__WHAT IS REQUIRED__. Set the data down again so that every line matches exactly.

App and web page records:
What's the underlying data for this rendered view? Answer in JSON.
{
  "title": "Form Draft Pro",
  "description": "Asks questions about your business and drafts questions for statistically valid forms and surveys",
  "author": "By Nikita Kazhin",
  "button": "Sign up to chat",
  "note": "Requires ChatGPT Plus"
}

__RESPONSE BOX__.
What's the underlying data for this rendered view? Answer in JSON.
{
  "title": "Form Draft Pro",
  "description": "Asks questions about your business and drafts questions for statistically valid forms and surveys",
  "author": "By Nikita Kazhin",
  "button": "Sign up to chat",
  "note": "Requires ChatGPT Plus"
}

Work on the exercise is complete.